===== Given data

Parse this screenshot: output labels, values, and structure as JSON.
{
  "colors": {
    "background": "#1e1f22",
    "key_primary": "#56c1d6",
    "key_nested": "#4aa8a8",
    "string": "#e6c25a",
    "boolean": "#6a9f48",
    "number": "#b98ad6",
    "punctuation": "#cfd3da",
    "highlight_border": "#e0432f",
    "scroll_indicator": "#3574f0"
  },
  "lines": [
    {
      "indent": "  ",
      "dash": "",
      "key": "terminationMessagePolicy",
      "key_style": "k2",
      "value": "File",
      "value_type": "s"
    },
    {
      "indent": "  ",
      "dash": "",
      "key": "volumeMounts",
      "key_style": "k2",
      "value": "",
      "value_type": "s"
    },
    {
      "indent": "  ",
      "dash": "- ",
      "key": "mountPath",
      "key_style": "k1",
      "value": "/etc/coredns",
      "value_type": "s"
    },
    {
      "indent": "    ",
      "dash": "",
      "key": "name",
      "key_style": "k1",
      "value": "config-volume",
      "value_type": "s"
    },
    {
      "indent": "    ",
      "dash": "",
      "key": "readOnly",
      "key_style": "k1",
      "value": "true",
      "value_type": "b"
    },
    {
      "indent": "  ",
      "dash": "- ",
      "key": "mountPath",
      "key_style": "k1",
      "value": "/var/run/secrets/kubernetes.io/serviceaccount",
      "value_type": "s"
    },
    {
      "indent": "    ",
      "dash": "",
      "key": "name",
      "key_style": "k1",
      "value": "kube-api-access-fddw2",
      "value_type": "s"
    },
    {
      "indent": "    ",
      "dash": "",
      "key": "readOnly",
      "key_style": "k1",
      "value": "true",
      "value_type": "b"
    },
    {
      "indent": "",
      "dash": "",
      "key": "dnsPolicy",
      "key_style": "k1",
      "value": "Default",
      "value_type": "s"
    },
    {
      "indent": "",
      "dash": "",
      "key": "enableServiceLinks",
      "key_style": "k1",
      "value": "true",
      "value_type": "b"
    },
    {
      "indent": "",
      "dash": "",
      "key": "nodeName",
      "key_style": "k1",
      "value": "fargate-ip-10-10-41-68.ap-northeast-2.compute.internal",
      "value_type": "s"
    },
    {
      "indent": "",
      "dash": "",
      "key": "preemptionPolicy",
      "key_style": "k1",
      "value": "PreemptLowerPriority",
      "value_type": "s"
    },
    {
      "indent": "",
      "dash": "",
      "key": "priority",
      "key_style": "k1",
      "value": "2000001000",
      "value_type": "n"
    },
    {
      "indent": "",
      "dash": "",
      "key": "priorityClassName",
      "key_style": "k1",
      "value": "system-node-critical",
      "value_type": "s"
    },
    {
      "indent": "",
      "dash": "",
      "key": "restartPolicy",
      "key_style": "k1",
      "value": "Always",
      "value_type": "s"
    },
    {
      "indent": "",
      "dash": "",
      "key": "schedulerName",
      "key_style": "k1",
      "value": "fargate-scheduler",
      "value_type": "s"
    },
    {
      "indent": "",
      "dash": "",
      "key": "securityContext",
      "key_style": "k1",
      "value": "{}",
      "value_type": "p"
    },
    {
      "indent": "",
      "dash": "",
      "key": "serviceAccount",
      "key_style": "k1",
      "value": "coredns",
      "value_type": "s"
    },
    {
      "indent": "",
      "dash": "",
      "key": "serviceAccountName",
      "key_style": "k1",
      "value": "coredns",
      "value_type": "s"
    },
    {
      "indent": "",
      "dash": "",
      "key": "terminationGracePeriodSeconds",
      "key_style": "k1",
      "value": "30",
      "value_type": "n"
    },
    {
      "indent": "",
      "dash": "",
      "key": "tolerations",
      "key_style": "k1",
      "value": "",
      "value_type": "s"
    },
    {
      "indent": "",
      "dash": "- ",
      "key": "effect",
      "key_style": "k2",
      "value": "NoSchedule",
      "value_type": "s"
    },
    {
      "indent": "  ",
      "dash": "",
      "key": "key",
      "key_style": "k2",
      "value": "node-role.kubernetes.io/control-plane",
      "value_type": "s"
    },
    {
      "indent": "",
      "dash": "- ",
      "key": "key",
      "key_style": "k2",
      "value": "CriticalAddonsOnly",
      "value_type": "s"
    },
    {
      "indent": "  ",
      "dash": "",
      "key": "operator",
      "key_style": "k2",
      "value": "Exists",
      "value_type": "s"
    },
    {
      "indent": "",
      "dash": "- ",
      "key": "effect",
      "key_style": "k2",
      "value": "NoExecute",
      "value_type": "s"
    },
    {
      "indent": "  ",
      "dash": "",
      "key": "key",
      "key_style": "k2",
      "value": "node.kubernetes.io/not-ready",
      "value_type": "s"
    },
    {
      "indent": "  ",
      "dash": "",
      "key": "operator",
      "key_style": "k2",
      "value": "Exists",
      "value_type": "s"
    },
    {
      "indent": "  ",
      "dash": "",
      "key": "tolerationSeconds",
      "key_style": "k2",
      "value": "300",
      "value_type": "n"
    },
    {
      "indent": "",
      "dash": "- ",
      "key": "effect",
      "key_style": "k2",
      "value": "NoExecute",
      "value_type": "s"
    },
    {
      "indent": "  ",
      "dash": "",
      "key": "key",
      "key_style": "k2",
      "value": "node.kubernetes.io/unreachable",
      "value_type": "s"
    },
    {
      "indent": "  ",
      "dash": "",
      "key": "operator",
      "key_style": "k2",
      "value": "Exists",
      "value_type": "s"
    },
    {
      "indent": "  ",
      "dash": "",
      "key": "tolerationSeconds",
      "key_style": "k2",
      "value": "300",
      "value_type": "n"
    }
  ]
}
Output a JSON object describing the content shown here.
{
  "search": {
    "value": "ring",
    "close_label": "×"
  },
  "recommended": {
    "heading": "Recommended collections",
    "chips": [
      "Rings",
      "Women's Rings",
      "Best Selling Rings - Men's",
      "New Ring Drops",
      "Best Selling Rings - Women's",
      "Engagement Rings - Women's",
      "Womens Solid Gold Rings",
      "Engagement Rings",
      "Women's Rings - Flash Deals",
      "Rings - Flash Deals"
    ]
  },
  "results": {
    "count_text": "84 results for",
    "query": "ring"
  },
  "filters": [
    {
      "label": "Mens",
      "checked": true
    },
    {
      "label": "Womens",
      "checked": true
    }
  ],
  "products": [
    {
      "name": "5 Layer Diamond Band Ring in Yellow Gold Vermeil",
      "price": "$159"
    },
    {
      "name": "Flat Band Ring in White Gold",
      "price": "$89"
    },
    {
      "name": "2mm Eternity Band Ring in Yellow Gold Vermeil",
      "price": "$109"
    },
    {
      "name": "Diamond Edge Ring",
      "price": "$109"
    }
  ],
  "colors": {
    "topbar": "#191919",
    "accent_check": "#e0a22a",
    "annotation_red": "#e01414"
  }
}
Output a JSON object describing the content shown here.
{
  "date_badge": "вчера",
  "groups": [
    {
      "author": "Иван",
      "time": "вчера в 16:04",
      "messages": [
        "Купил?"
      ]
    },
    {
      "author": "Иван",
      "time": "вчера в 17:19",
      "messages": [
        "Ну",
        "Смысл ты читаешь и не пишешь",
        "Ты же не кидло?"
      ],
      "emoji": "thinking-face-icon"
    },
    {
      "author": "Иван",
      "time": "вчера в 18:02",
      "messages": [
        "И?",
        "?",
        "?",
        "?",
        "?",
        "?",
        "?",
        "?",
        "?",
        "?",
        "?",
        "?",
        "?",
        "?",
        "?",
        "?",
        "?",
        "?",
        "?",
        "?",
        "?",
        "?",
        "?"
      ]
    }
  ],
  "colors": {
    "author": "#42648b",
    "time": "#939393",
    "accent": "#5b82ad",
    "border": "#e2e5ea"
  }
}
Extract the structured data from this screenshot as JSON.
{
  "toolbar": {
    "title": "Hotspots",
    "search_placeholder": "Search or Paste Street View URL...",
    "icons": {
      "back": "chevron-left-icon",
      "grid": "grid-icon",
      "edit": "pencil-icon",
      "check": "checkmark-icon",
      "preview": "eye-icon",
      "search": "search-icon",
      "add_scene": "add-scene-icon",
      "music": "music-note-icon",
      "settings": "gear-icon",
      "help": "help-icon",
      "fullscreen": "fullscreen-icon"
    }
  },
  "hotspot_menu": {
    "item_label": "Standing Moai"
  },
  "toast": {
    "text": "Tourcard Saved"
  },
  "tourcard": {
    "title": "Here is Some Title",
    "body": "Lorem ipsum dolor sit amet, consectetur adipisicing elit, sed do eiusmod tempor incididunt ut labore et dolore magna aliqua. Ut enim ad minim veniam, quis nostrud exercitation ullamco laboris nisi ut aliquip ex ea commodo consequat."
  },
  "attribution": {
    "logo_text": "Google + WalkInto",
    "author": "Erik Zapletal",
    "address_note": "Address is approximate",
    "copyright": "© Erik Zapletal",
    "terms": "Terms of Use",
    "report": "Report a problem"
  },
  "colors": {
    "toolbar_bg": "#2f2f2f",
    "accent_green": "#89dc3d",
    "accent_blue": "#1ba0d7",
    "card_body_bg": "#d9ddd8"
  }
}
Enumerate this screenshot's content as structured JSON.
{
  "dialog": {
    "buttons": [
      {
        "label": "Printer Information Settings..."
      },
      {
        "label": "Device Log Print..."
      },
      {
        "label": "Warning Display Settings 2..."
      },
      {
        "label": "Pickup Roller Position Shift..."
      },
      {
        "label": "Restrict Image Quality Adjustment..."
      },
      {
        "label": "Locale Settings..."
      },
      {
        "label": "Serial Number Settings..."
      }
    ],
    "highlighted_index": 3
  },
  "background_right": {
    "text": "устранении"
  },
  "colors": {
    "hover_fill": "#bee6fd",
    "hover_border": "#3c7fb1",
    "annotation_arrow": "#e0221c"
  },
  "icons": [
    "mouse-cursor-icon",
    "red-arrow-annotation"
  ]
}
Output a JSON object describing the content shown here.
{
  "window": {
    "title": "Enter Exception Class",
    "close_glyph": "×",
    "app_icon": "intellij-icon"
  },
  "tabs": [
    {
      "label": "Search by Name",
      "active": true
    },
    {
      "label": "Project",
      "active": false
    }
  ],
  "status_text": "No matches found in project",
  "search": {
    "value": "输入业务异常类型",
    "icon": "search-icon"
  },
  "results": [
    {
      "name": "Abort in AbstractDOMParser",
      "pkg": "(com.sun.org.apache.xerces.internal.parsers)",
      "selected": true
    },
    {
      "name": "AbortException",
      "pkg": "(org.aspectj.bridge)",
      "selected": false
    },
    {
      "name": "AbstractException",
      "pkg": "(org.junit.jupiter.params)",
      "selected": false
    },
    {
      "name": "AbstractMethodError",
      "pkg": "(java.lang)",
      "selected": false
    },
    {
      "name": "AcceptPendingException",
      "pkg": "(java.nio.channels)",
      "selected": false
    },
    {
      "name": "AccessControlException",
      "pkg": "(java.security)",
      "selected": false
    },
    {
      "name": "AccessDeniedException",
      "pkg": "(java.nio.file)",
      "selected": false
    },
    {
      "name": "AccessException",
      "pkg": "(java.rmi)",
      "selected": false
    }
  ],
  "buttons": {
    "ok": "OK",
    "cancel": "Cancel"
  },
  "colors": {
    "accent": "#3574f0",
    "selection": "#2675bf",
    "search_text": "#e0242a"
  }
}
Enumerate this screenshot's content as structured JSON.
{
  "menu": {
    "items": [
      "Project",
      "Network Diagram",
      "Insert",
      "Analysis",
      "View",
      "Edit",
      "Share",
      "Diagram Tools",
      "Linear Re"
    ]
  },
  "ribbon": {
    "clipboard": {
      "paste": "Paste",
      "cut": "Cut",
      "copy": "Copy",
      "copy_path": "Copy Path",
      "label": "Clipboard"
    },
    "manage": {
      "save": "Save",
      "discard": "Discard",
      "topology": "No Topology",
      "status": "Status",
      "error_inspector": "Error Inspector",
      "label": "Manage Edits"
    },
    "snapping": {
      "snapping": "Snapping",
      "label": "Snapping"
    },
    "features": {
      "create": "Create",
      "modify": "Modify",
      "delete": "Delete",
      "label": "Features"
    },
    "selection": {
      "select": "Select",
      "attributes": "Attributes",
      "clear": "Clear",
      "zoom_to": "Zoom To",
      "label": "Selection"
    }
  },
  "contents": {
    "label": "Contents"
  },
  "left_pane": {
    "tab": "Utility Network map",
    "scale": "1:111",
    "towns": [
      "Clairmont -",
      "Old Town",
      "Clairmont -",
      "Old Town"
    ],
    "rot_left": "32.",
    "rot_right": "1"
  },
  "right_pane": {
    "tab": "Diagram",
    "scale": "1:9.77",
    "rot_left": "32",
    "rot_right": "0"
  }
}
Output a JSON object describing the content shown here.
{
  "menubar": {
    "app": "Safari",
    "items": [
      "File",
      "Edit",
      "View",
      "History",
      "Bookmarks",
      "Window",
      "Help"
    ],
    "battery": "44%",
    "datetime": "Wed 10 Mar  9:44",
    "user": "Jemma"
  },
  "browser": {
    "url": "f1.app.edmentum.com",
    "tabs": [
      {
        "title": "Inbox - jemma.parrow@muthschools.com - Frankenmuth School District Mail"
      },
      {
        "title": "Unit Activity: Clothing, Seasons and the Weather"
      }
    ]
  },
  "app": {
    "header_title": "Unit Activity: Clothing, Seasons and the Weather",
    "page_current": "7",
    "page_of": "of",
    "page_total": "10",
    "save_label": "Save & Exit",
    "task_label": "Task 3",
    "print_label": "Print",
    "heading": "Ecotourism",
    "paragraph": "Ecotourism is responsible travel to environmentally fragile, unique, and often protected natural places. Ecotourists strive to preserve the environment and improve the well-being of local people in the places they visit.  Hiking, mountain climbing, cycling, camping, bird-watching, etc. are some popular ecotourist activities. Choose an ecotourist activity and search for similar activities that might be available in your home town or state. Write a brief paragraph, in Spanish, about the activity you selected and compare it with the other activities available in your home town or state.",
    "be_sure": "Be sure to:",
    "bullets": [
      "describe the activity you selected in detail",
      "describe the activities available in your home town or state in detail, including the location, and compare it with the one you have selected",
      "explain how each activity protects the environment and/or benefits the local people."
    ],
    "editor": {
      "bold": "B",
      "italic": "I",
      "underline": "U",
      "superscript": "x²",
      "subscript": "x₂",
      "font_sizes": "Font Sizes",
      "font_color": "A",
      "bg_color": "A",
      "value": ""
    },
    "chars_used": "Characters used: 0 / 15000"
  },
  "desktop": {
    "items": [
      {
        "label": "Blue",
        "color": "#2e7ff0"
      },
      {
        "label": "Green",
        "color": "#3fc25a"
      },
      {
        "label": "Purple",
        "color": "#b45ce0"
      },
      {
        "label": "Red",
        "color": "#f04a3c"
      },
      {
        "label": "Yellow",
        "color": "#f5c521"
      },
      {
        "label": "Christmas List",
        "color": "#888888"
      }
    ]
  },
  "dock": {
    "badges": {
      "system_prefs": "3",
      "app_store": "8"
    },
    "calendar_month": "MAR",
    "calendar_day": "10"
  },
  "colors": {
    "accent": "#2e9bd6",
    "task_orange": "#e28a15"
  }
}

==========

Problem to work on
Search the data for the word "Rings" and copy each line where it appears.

Response below
      "Rings",
      "Women's Rings",
      "Best Selling Rings - Men's",
      "Best Selling Rings - Women's",
      "Engagement Rings - Women's",
      "Womens Solid Gold Rings",
      "Engagement Rings",
      "Women's Rings - Flash Deals",
      "Rings - Flash Deals"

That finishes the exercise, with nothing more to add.